Mom-and-pop stores are revered for their traditionalism and down home appeal. Sometimes when a “big box” store like Walmart comes to town to take over for the mom-and-pop stores, sentiments are usually mixed at best and spiteful at the worst. People see that the old ways are being carted off by the new and that breeds resentment. Large corporations are viewed as “rapacious” money grubbers who only want to seize power from hard working, independent individuals. But that is an economic fallacy. When places like Walmart come into a city, they open up the possibility for employees to receive considerable wages and benefits and provide a service to customers at a cheaper price. Without having to sacrifice, Walmart keeps prices low and quality above board. When Amazon chooses to open up another facility, they draw in hundreds if not thousands of people who are in search of a career with the major electronic commerce behemoth. Though there will be complaints about wages and conditions (see above) people still tend to need the money to pay their bills so the best option is to work for a place like Amazon. As multi-billion-dollar companies find space among the places of America and the world, everyone benefits because the number of positions exist, the goods that are traded remain within the buying range of clients, and the addition of a big business location usually beautifies the surrounding area.
America first in foreign policy, not trade.
1. Big business encourages global trade.
When it comes to globalism, no other entity does it better than big business. If you live in the United States, as you buy a pair of exclusive sneakers from China, it’s not the country with which you deal. You are engaging in a trade between yourself and an individual who happens to be Chinese. Big business alleviates the trouble of trade barriers and allows for the free trade of goods throughout the globe. The key is to have tariffs, or taxes on the import of goods, be set at zero. With big business, the idea is to create as many channels of trade between and among nations that every individual will be given the opportunity to enjoy olives from Italy and sports cars from Germany. Additionally, with taxes slashed to zero, more small businesses would have the wherewithal to grow their profit margins and become bigger businesses.

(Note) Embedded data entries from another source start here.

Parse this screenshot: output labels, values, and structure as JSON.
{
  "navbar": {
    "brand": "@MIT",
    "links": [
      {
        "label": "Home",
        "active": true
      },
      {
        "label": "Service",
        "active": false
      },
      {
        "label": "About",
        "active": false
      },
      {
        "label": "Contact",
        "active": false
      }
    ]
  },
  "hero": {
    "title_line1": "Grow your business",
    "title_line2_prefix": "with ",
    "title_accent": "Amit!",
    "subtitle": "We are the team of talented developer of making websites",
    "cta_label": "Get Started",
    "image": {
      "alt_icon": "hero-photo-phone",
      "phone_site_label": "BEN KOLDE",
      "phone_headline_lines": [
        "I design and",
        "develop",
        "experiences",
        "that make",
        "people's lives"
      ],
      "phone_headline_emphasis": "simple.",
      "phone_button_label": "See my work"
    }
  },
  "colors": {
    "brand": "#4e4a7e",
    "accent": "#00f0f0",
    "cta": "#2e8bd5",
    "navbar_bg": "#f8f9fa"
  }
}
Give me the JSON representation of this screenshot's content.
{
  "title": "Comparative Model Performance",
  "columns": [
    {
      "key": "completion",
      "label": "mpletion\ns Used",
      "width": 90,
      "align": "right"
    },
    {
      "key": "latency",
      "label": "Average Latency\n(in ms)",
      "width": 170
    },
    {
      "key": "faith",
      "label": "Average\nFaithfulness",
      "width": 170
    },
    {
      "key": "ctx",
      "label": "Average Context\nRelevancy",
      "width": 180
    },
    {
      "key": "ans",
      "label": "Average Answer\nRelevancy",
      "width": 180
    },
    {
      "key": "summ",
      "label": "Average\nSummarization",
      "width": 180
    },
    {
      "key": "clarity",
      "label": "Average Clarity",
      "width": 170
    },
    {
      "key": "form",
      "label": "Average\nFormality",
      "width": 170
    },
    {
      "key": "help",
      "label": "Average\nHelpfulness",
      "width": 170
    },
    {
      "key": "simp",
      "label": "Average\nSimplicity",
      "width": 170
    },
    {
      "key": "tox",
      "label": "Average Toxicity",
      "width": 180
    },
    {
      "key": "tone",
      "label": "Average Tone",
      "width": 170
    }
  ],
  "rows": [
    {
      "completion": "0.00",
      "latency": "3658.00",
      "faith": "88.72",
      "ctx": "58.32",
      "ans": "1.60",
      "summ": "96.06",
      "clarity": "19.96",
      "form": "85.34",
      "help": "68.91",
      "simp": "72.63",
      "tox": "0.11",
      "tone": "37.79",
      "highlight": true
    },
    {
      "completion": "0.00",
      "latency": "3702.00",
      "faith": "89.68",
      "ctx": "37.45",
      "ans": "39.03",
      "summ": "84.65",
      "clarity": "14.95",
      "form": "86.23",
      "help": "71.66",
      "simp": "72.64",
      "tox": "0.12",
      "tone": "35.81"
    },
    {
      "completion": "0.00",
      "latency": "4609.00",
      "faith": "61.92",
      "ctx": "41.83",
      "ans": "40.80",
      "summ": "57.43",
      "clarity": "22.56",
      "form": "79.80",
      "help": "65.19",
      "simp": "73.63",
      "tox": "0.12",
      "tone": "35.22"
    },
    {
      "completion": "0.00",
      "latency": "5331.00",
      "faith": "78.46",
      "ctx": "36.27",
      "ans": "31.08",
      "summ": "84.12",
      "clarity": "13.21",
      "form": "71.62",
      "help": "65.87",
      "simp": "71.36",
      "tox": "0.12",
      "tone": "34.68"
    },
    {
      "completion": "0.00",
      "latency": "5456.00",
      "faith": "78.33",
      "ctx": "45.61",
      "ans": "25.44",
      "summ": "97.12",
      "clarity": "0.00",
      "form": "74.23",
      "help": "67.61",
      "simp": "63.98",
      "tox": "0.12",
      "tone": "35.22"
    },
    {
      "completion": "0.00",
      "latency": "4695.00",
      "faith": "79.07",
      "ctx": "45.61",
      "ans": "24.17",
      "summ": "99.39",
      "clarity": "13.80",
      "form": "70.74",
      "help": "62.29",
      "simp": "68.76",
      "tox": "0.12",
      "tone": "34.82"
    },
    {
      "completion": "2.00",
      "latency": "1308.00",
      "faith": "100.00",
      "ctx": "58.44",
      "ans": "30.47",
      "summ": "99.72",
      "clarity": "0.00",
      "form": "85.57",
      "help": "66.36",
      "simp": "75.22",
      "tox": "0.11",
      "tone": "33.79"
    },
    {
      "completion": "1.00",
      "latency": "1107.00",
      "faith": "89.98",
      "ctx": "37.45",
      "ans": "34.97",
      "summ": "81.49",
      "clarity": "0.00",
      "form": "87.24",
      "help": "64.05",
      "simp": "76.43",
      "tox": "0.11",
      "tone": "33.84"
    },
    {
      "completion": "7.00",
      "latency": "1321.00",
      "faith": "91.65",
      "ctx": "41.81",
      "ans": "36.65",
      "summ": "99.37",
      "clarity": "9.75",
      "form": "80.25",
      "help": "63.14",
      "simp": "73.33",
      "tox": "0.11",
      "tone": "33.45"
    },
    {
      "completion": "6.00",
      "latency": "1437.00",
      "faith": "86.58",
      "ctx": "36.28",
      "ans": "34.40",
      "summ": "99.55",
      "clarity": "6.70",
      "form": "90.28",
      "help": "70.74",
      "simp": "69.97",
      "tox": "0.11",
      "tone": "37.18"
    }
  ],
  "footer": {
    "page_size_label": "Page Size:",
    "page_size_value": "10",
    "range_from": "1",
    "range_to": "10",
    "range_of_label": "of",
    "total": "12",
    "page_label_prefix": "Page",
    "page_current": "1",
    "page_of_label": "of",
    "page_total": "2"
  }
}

All involved profit from the ability to transmit these goods into the hands of those who request them while the other party gets paid.
Rank: Top executive